App and web page records:
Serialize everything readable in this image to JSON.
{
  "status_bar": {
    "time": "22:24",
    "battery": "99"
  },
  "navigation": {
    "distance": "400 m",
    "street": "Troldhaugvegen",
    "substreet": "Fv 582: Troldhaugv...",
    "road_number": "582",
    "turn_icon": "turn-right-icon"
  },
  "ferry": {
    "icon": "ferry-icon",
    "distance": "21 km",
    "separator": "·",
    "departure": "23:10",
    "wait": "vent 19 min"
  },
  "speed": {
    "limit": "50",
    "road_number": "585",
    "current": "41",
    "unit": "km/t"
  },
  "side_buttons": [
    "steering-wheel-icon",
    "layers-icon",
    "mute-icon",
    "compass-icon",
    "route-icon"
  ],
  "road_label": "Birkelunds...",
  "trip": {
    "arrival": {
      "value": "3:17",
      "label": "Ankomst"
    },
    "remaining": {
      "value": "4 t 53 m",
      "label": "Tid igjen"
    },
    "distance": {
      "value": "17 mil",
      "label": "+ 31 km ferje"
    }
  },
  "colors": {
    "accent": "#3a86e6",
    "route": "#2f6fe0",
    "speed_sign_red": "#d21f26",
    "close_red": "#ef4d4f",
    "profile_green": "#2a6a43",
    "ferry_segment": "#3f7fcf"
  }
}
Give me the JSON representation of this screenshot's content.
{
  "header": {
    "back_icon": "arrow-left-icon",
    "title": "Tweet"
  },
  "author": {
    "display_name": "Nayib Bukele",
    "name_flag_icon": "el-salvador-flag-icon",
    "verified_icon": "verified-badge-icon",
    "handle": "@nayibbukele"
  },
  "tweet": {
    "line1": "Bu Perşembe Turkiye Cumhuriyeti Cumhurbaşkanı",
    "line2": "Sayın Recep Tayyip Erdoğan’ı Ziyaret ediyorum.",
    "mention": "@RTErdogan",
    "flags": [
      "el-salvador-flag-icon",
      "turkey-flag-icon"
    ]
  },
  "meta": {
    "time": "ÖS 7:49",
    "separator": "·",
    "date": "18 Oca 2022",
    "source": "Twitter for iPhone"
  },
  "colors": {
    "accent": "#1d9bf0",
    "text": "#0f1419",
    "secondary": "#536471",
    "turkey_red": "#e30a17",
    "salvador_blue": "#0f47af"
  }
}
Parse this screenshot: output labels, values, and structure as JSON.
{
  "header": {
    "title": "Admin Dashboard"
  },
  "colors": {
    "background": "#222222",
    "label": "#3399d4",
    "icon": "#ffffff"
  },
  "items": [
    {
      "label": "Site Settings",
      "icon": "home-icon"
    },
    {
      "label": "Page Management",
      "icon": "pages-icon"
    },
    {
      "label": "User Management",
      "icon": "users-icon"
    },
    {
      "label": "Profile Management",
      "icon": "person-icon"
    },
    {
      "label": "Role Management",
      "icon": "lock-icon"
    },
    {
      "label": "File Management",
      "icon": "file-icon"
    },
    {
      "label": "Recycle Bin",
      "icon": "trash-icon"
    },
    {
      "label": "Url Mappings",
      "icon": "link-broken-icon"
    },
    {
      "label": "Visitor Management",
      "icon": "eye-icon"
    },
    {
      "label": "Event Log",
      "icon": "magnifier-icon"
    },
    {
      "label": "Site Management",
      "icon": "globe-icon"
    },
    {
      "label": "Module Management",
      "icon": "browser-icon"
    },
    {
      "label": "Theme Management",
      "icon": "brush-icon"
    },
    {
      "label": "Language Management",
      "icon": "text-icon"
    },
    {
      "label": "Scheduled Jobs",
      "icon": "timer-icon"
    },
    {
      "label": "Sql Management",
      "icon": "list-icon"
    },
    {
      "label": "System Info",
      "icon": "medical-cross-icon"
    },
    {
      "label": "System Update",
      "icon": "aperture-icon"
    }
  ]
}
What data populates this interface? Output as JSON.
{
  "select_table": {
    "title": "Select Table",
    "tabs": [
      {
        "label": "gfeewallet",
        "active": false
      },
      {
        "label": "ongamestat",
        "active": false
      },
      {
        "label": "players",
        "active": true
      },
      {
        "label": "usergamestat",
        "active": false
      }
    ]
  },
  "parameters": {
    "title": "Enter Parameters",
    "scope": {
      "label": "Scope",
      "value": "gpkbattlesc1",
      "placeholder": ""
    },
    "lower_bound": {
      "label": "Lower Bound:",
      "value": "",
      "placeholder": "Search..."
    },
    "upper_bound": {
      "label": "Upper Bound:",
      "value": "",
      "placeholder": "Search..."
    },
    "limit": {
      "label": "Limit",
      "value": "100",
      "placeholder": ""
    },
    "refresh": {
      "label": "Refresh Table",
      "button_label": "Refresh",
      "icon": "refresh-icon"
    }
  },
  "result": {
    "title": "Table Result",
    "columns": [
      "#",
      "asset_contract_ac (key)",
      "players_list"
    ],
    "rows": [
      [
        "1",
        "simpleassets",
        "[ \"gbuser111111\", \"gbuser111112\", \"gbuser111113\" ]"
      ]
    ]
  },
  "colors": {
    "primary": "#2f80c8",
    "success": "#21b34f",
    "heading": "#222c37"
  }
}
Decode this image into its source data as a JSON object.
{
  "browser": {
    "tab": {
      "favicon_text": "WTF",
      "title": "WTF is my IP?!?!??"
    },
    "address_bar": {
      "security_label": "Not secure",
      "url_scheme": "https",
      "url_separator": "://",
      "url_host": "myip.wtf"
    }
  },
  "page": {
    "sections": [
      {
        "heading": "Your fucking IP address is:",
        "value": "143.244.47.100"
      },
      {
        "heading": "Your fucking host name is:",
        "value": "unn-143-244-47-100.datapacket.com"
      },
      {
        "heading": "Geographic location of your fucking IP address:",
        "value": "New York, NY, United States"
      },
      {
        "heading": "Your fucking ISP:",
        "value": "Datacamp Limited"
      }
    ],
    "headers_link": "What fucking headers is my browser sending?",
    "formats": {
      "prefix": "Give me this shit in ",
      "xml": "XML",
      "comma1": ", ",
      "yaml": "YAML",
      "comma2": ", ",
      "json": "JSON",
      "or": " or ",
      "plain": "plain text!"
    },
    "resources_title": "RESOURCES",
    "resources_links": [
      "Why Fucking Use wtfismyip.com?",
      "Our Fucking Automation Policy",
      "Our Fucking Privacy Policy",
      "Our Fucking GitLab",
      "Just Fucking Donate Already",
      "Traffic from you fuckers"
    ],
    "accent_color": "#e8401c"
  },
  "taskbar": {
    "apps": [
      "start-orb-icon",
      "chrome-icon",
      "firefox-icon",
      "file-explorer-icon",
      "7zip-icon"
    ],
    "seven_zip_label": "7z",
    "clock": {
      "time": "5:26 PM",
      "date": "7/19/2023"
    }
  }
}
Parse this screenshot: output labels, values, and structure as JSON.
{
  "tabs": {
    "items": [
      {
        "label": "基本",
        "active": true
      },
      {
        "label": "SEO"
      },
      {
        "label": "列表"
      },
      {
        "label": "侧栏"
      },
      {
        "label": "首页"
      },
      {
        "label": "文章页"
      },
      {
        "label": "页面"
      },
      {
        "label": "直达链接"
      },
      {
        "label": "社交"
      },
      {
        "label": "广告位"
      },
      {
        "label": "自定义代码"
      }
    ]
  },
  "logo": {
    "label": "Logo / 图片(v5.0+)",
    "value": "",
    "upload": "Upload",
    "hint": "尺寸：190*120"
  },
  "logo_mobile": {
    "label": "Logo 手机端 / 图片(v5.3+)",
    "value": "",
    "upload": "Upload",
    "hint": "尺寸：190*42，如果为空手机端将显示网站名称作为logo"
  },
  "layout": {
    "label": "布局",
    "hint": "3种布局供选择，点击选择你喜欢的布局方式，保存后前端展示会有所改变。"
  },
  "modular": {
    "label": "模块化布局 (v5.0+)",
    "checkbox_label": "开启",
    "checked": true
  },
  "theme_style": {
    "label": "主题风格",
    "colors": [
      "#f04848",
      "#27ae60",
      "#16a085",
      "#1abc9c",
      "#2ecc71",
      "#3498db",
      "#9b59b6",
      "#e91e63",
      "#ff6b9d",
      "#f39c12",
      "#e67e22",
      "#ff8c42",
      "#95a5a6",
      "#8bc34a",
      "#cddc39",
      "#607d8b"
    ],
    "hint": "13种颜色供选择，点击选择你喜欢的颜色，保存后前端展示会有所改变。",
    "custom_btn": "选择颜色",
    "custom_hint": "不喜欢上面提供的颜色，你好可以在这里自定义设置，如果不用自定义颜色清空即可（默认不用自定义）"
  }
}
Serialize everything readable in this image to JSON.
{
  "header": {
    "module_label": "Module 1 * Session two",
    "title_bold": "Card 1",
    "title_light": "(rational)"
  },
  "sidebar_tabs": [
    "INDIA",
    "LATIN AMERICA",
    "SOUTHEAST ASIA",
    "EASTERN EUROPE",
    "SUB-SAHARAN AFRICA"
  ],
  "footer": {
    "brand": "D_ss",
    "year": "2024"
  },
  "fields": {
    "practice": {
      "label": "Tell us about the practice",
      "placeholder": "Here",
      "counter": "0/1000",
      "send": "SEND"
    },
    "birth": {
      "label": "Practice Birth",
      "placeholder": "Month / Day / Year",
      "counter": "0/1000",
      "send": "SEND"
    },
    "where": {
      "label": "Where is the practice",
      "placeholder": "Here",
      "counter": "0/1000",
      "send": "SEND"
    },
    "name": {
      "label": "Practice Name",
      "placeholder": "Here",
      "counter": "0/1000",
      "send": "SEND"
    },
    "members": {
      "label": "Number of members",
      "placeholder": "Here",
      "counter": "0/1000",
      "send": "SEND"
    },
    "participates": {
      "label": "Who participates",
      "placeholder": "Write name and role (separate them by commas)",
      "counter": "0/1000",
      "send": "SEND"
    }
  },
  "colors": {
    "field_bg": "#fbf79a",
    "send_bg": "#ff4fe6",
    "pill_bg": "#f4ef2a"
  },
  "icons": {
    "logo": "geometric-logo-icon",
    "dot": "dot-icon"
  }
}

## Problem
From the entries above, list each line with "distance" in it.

## Answer to this problem
    "distance": "400 m",
    "distance": "21 km",
    "distance": {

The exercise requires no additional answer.